Every single record below is to be reproduced exactly.

========================================

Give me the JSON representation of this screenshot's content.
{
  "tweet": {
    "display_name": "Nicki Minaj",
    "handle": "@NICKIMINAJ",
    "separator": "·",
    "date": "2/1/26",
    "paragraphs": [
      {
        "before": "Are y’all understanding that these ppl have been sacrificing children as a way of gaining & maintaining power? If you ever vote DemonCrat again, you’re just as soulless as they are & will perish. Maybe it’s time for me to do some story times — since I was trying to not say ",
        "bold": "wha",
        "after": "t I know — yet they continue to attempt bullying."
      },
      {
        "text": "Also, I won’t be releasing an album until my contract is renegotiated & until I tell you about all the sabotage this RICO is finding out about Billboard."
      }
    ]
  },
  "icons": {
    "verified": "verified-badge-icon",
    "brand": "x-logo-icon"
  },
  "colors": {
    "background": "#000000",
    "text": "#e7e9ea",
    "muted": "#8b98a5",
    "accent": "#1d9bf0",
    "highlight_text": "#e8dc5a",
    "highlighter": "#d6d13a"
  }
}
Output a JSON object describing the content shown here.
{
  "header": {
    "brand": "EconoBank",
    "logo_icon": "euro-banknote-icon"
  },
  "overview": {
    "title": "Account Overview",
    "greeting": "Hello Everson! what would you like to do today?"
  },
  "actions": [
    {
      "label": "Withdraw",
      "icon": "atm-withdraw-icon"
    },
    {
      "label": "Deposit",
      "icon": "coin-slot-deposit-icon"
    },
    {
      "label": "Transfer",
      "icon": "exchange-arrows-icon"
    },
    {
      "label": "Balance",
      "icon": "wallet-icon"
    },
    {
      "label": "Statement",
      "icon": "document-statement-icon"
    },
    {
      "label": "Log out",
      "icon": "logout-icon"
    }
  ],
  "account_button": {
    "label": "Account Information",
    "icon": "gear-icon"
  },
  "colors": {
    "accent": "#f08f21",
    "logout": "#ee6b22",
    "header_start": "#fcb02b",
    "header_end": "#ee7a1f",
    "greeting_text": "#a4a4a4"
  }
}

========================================

**Solved problem:**
Give me the JSON representation of this screenshot's content.
{
  "tweet": {
    "display_name": "Nicki Minaj",
    "handle": "@NICKIMINAJ",
    "separator": "·",
    "date": "2/1/26",
    "paragraphs": [
      {
        "before": "Are y’all understanding that these ppl have been sacrificing children as a way of gaining & maintaining power? If you ever vote DemonCrat again, you’re just as soulless as they are & will perish. Maybe it’s time for me to do some story times — since I was trying to not say ",
        "bold": "wha",
        "after": "t I know — yet they continue to attempt bullying."
      },
      {
        "text": "Also, I won’t be releasing an album until my contract is renegotiated & until I tell you about all the sabotage this RICO is finding out about Billboard."
      }
    ]
  },
  "icons": {
    "verified": "verified-badge-icon",
    "brand": "x-logo-icon"
  },
  "colors": {
    "background": "#000000",
    "text": "#e7e9ea",
    "muted": "#8b98a5",
    "accent": "#1d9bf0",
    "highlight_text": "#e8dc5a",
    "highlighter": "#d6d13a"
  }
}
Output a JSON object describing the content shown here.
{
  "header": {
    "brand": "EconoBank",
    "logo_icon": "euro-banknote-icon"
  },
  "overview": {
    "title": "Account Overview",
    "greeting": "Hello Everson! what would you like to do today?"
  },
  "actions": [
    {
      "label": "Withdraw",
      "icon": "atm-withdraw-icon"
    },
    {
      "label": "Deposit",
      "icon": "coin-slot-deposit-icon"
    },
    {
      "label": "Transfer",
      "icon": "exchange-arrows-icon"
    },
    {
      "label": "Balance",
      "icon": "wallet-icon"
    },
    {
      "label": "Statement",
      "icon": "document-statement-icon"
    },
    {
      "label": "Log out",
      "icon": "logout-icon"
    }
  ],
  "account_button": {
    "label": "Account Information",
    "icon": "gear-icon"
  },
  "colors": {
    "accent": "#f08f21",
    "logout": "#ee6b22",
    "header_start": "#fcb02b",
    "header_end": "#ee7a1f",
    "greeting_text": "#a4a4a4"
  }
}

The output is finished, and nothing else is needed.